Dinosaur Crossing meticulously recounts the story of the discovery of its less familiar dinosaurs, many of which were unearthed in the last 15 years, and the signage keeps pace with new theories about warm- and cold-blooded reptiles, the evolution of feathers, and paleontology's steady revisionism. This seems to be important for the dino-geeks among the visitors. Make no mistake: Many of the kids are far better versed in dinosaur study than their elders.
But for the youngest children on the paths, the dinosaurs have a simple star power. Caden Babcock, 2, was making his second visit in as many days. He had come with his father and uncle and "he really wanted to come back," says mom, Amy, of Hope Valley, R.I. She holds him near the open jaws of a fearsome Ceratosaurus, which is depicted prowling near a Stegosaurus, duly noted as its probable Jurassic-era prey.
Minutes later, Zachary Harmon, 2, of Bristol, R.I., flees in mock horror from the same predator as his brother T.J. Masi, 14, examines the Stegosaurus more closely. Their mother Ellie Harmon says a friend told her about Dinosaur Crossing and she decided to bring the boys "because these guys really like dinosaurs."
"Well, mostly . . .," deadpans T.J.
The placement of more than 25 dinosaur replicas in this lush woodland suggesting their natural habitat makes the creatures seem more tangible than they would in a static museum display. There are no roars in the woods, no ground-shaking stomping -- but big dragonflies buzz around in a good imitation of the Cretaceous, bullfrogs croak from the marsh streams, the trees are aflutter with songbirds.
And, as the signs note, those birds are probably what the dinosaurs became.
Dinosaur Crossing, 1650 Route 85, Oakdale, Conn., 860-443-4367, dinosaurcrossing.com.
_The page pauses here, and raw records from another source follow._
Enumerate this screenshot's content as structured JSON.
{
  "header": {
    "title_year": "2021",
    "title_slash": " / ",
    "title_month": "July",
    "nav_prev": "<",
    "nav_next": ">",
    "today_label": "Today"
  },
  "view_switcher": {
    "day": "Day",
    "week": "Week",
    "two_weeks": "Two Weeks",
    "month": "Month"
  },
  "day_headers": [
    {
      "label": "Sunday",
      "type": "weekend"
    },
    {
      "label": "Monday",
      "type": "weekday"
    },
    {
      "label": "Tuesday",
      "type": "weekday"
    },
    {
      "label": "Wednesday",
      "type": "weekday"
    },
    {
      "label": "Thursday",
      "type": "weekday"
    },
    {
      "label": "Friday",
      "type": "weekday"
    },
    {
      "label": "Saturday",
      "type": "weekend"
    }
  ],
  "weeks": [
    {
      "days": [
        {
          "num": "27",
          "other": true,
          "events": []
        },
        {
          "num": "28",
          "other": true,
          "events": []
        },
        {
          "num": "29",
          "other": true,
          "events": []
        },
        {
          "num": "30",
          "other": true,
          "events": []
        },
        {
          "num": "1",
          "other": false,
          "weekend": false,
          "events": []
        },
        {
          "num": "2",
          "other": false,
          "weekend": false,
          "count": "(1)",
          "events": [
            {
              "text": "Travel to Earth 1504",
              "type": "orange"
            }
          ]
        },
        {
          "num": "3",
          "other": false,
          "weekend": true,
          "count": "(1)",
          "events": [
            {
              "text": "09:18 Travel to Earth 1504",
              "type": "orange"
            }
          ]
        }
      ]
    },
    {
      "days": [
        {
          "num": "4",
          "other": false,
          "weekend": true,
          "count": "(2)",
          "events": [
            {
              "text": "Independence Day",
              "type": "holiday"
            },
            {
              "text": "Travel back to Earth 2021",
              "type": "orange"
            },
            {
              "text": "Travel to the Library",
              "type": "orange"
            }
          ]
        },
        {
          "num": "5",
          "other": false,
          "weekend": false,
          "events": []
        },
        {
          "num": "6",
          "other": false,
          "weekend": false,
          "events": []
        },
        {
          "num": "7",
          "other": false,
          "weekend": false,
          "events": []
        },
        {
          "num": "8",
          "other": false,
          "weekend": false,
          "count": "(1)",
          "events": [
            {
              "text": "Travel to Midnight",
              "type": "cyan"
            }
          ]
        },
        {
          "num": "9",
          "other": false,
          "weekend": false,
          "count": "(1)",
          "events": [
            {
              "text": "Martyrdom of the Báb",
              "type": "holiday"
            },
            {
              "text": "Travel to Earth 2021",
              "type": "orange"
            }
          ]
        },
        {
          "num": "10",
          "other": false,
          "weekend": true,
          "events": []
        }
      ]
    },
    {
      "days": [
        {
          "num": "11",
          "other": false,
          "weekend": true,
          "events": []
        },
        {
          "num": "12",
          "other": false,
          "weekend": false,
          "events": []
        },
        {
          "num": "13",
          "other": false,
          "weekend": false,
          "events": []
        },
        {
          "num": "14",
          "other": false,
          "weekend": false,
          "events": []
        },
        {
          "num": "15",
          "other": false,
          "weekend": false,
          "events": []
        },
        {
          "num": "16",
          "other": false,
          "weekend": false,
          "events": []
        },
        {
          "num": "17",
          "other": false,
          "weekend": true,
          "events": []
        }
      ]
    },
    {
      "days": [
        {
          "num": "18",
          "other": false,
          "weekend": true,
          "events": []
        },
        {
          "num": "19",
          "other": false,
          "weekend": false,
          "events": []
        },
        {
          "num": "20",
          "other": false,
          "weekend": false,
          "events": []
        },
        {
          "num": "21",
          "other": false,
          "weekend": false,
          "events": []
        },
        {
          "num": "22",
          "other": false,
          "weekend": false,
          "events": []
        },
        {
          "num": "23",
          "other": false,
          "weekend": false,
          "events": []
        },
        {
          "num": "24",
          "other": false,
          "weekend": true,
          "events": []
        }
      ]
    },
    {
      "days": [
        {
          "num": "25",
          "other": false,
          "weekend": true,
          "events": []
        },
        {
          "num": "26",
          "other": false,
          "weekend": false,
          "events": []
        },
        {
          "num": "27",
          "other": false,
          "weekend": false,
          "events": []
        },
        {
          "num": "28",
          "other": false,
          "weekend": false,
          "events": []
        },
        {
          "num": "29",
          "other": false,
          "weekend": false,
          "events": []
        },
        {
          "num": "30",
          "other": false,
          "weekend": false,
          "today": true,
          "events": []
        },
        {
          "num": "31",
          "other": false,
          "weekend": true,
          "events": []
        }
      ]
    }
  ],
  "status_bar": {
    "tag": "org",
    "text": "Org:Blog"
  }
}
Daily 10 a.m.-4 p.m. through Oct. 28; Splashpad closes Labor Day. Through Labor Day ages 2-59 $18, 60 and older $14. After Labor Day $9 and $8.
David Lyon, a freelance writer based in Cambridge, can be reached at firstname.lastname@example.org.